Other social bookmarking and sharing tools: Thanks Sam D - social psychology. The expression of anger in negotiations can be an effective strategy, several studies have shown, because it is interpreted by others as a sign of toughness, thus encouraging them to make concessions. However, there's a hefty caveat to this conclusion because those studies were conducted entirely in a Western context. Now Hajo Adam and colleagues have attempted to correct this oversight by studying the effect of anger in negotiations conducted by American students hailing from a Western background and American students with an East Asian ancestry. Adam's finding is that expressions of anger backfire in negotiations involving people with an East Asian background.

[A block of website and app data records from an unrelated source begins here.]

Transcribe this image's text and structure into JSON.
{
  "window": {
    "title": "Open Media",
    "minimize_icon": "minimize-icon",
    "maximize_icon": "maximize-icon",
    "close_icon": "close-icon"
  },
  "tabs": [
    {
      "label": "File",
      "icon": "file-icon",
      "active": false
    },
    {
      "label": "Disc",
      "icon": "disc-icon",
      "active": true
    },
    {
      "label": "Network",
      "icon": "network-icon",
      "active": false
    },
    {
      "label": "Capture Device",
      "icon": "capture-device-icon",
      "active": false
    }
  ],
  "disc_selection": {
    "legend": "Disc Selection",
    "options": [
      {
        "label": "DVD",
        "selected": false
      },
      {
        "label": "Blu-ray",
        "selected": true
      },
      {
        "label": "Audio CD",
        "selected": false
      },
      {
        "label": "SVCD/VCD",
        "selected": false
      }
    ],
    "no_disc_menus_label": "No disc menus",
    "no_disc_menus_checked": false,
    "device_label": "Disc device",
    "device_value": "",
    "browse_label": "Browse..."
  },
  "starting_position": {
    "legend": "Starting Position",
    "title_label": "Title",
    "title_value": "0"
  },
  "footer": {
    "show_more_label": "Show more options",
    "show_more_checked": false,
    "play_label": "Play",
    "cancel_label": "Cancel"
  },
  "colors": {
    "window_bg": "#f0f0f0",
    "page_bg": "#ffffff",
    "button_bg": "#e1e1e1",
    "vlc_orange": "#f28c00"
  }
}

A follow-up study suggested this is because such behaviour is considered culturally inappropriate. The first study with 63 participants of European ancestry and 67 of East Asian ancestry involved a hypothetical negotiation situation. Adam H, Shirako A, & Maddux WW (2010). Thanks Jessie - forensic psychology. In the old days of criminal profiling, a psychologist would study the idiosyncrasies of a crime scene with the expert-eye of an art collector inspecting a painting of unknown provenance.
They'd draw on their clinical and forensic knowledge to help the police narrow their search, describing to them the kind of person who would likely commit a crime in this way. It wasn't particularly scientific and there were some high profile blunders, such as the misguided entrapment of Colin Stagg during the hunt for the killer of Rachel Nickell. By contrast, contemporary criminal profiling is more data-driven. More about number crunching and less about the judgment of a single expert.
Thousands of criminal records are pored over to look for factual correlations that could usefully inform investigations. It's been shown for example, that two burglaries closer together geographically, or closer together in time, are more likely to have been committed by the same person. What about the serial killers? Thanks Hatty -forensics. Thanks Charlotte B: Guilt is catching & Leah D. Thanks Georgia - psychopaths. Thanks Tash - individual differences psychology. Thanks six - Why do some men insult their partners? Thanks Rebby-individual differences psychology.
Thanks Alice -What Happy People Do Differently. Thanks Charlotte M - occupational psychology. Thanks abigail Counterfactual Thinking. Thanks Charlotte B. Thanks Bethany W-health psychology. THanks Briony-developmental psychology.